New Art Gallery, Walsall


The Geometrical Determination of the Sunrise is a complex, enigmatic show which brings together a diverse range of new works – framed images, installations, films – by the young French artist Noémie Goudal who graduated from the RCA in 2010.

Goudal’s previous exhibitions, Les Amants and Haven Her Body Was consisted largely of constructed, imaginary landscapes, involving either trompe-l’oeuil sculptures photographed in a natural setting (a waterfall made out of bed sheets, an iceberg made from polystyrene) or illusionary montages of different locations (a concrete basement opening onto a tropical island). The new show restates Goudal’s interest in photographic illusion. The installation Ciels, a giant combination print filling an entire wall of the gallery, presents a concrete interior which appears to have been flooded by a tropical sea. Study on Perspective I is a photograph of another modernist interior, sliced into four pieces, each receding in terms of photographic perspective, printed on four perspex panels set one behind the other, providing a sculptural embodiment of stereographic illusion. Meanwhile in Stereoscopes four stereoscopic viewers, showing stereo images of coastal buildings and natural features, remind us of the longevity of our cultural longing to transfigure photographs back into the three-dimensional spaces they depict.

The two main series of framed images in this show, Observatoires and Satellites, represent what appear to be individual buildings of uncertain but possibly religious or ritual function, isolated in landscape settings. The ‘buildings’, however, are in fact photographs of modernist concrete structures (such as sound mirrors), or digitally cropped parts of buildings (such as concrete stairways) pasted onto a structural support and rephotographed in a new setting – flat, open arenas such as the edge of the sea, or a stretch of sand or grass (Observatoires), or set in the South American jungle (Satellites). At first glance the pictures seem to have indexical photographic integrity but a closer look reveals the artifice: the gaps between the sections of the flat photographic structures have been left clearly visible.

From a psychological point of view, these works play a strange, teasing game with the viewer. The near life-size Study on Perspective I seems to promise but simultaneously frustrate our entry into a real three-dimensional space. Walking round to the back of the installation, we find that the building interior was photographed from the opposite direction as well, and that this second view is printed on the reverse of each panel, sliced in the same way. Here, however, the perspective is reversed, with the more distant parts of the interior brought nearer to view, shattering the illusion of perspective in what seems like a mockery of our earlier credulity.

Similarly Observatoires and Satellites beckon us seductively from a distance with their formal elegance, and sublime intimations of infinite space and clarity. Willingly letting ourselves be immersed in representational space, we wonder what manner of natural or man-made disaster might have led to the abandonment of these fragments of some half-recognised civilisation. But step closer, spot the illusion, and the suspension of disbelief is undermined. These artworks refuse our advances; they wink, then slap us in the face. Curiously, their enticing but resistant qualities are amplified by the gallery setting, the large pristine exhibition hall on the 3rd Floor of the New Art Gallery offering nowhere to sit, even to watch the films, except for two tiny windowsills at opposite ends of the space. One would like to stay and gaze, but the space makes no concessions. During my visit, most other visitors seemed to hurry through before getting away.
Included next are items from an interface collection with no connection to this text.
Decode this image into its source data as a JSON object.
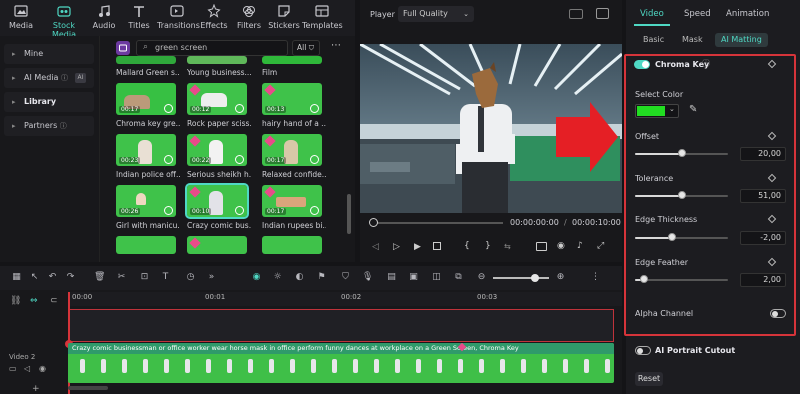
{
  "toolbar": {
    "items": [
      {
        "label": "Media",
        "icon": "media-icon"
      },
      {
        "label": "Stock Media",
        "icon": "stock-media-icon",
        "active": true
      },
      {
        "label": "Audio",
        "icon": "audio-icon"
      },
      {
        "label": "Titles",
        "icon": "titles-icon"
      },
      {
        "label": "Transitions",
        "icon": "transitions-icon"
      },
      {
        "label": "Effects",
        "icon": "effects-icon"
      },
      {
        "label": "Filters",
        "icon": "filters-icon"
      },
      {
        "label": "Stickers",
        "icon": "stickers-icon"
      },
      {
        "label": "Templates",
        "icon": "templates-icon"
      }
    ]
  },
  "leftnav": {
    "items": [
      {
        "label": "Mine"
      },
      {
        "label": "AI Media",
        "badge": "AI"
      },
      {
        "label": "Library"
      },
      {
        "label": "Partners"
      }
    ]
  },
  "media": {
    "search_placeholder": "green screen",
    "filter_label": "All",
    "row0": [
      "Mallard Green s...",
      "Young business...",
      "Film"
    ],
    "items": [
      {
        "caption": "Chroma key gre...",
        "duration": "00:17"
      },
      {
        "caption": "Rock paper sciss...",
        "duration": "00:12"
      },
      {
        "caption": "hairy hand of a ...",
        "duration": "00:13"
      },
      {
        "caption": "Indian police off...",
        "duration": "00:23"
      },
      {
        "caption": "Serious sheikh h...",
        "duration": "00:22"
      },
      {
        "caption": "Relaxed confide...",
        "duration": "00:17"
      },
      {
        "caption": "Girl with manicu...",
        "duration": "00:26"
      },
      {
        "caption": "Crazy comic bus...",
        "duration": "00:10"
      },
      {
        "caption": "Indian rupees bi...",
        "duration": "00:17"
      }
    ]
  },
  "player": {
    "label": "Player",
    "quality": "Full Quality",
    "current_time": "00:00:00:00",
    "separator": "/",
    "total_time": "00:00:10:00"
  },
  "rpanel": {
    "tabs": [
      "Video",
      "Speed",
      "Animation"
    ],
    "subtabs": [
      "Basic",
      "Mask",
      "AI Matting"
    ],
    "chroma_key": "Chroma Key",
    "select_color": "Select Color",
    "key_color": "#22dd22",
    "offset": {
      "label": "Offset",
      "value": "20,00",
      "fraction": 0.5
    },
    "tolerance": {
      "label": "Tolerance",
      "value": "51,00",
      "fraction": 0.51
    },
    "edge_thickness": {
      "label": "Edge Thickness",
      "value": "-2,00",
      "fraction": 0.4
    },
    "edge_feather": {
      "label": "Edge Feather",
      "value": "2,00",
      "fraction": 0.1
    },
    "alpha_channel": "Alpha Channel",
    "ai_portrait": "AI Portrait Cutout",
    "reset": "Reset"
  },
  "timeline": {
    "ruler": [
      "00:00",
      "00:01",
      "00:02",
      "00:03"
    ],
    "track_label": "Video 2",
    "clip_title": "Crazy comic businessman or office worker wear horse mask in office perform funny dances at workplace on a Green Screen, Chroma Key"
  },
  "colors": {
    "accent": "#4fd8c4",
    "highlight": "#d6343a",
    "green": "#3fc24a"
  }
}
So how do I read these works? Most obviously they speak of the untrustworthy nature of photographic representation, that ubiquitous trope of postmodern art practice. (As if we still have to be told!) However the explicit artifice and the push-pull qualities of the images suggest something more. The title of the show and of the two series Observatoires and Satellites frame the work in terms of our age-old quest for knowledge (both of what is beyond us, and of ourselves) based on observable information. Photography, of course, is our primary medium of visual data and these intriguing pictures therefore perhaps seem to say: you know that all this is not true, and yet you still wish to believe? Rather than merely comment on the nature of photography, they challenge us teasingly, probing the tenacity of our faith in all forms of knowledge and myth – photographic, political, religious, cultural and romantic, among others.

The two films sit at a tangent to the other works in the show because although they stage little dramas, they do not deal so evidently with illusion. Diver focuses on a high diving board set in a mountain lake. Six divers climb up a ladder to the high board, dive off, and repeat. Tanker shows us the cavernous interior of a large ocean-going tanker. White-overalled crew members climb down a long ladder from a hatch in the roof before disappearing below floor level, until one finally decides to climb back up again to the top, and then the whole sequence starts again. In both films, the ‘actors’ often appear hesitant, as if unsure whether they are climbing or descending at the required, even speed. In Tanker, light streams into the interior from the hatch, recalling the photography of cathedrals. Both films remind us that our natural aspiration is to go up in search of transcendent experience, just as in an observatory we climb and look up to seek knowledge. The tragi-comical bathos of both films, however, suggests perhaps that in present conditions neither aspiration is likely to be realised.